Hearing that Nick Cave and the Bad Seeds made one of the more interesting albums of the year is something of a commonplace experience, it could be said of many years since they formed in the seventies, but what about Nick Cave & the Bootleggers? If I were to say that they had recently released one of the most intriguing albums of late, wouldn’t that be new?
‘The Bootleggers’ is the pseudonym that Cave and his conjoined collaborator Warren Ellis coined for themselves while working on the soundtrack for a film the former also scripted, John Hillcoat’s Lawless, and it is a very apt one; the pair don’t promote themselves as the stars of the album, instead they shadow behind other singers on their six strings, only popping up on occasion to deliver a punch of something potent.
I would have been disappointed by this if it wasn’t for the fact that they have chosen such a strange and diverse line-up of replacement faces: Ralph Stanley, Emylou Harris and Mark Lanergan to be exact, though those names shouldn’t necessarily mean all that much to you. What might catch your eye though are the names of the tracks that they sing, among them the Velvet Underground’s White Light/White Heat and Captain Beefheart’s Sure ’nuff Yes I do.
The tracks, which have been plucked from multiple periods of our timeline, are all recorded in a style that suits the era even if their lyrics do not. Hearing Cave’s bass and Ellis’ bowstrings turned towards authentically bluegrass renditions, like the completely charming White Lightning / White Heat cover that eighty five year old folk singer Ralph Stanley turns in is a strange but memorable experience, one that suggests the film featuring them won’t be half as generic as its title.
All good film scores establish hooks, themes and rhythms that they then repeat to dramatic and emotional effect; this soundtrack though takes that idea to the next level with Cave and Ellis employing dueling covers alongside the dueling banjo’s. On the thirteen track album there are only seven different songs, the majority of the tracks repeated a second time in a different style with a different singer and one of them even appears a third time.
So White Heat is both a slow acapella as I mentioned before and a rowdy old-time anthem that would play well over any alcohol fueled montage. Interestingly Cave also says that he scripted the film with these songs in mind, the score recorded before shooting began; so that these changes in the songs tones, tenor and tempo will more than tenuously reflect the changes in the story, something that a song-based score can’t normally succeed at.
Is it their best work?
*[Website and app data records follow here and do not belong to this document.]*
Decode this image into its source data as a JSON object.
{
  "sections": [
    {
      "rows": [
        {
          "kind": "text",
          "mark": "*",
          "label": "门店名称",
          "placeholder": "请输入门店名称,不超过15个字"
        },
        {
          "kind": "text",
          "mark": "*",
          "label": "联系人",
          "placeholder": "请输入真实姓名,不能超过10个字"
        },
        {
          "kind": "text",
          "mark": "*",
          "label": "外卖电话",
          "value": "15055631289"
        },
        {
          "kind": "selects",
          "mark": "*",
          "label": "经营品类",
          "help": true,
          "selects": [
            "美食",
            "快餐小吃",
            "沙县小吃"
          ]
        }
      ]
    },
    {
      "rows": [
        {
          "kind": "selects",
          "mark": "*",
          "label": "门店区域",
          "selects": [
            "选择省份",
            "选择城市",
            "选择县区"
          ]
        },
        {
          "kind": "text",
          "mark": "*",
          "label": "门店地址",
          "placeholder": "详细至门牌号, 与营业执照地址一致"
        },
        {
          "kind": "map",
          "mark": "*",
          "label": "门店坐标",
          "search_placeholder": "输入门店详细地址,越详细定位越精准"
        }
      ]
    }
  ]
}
Is it their best score? Is it an album that I will spin forever and ever? No on all counts (and its not like a score could never be, the pair’s Assassination of Jesse James is among my all time favorite albums. I hope that there is still a score for this coming out soon), but it is such a surprising soundtrack and one that has gotten me even more excited for the film because of that fact, and who am I kidding, hearing any new Nick Cave material makes me feel like this: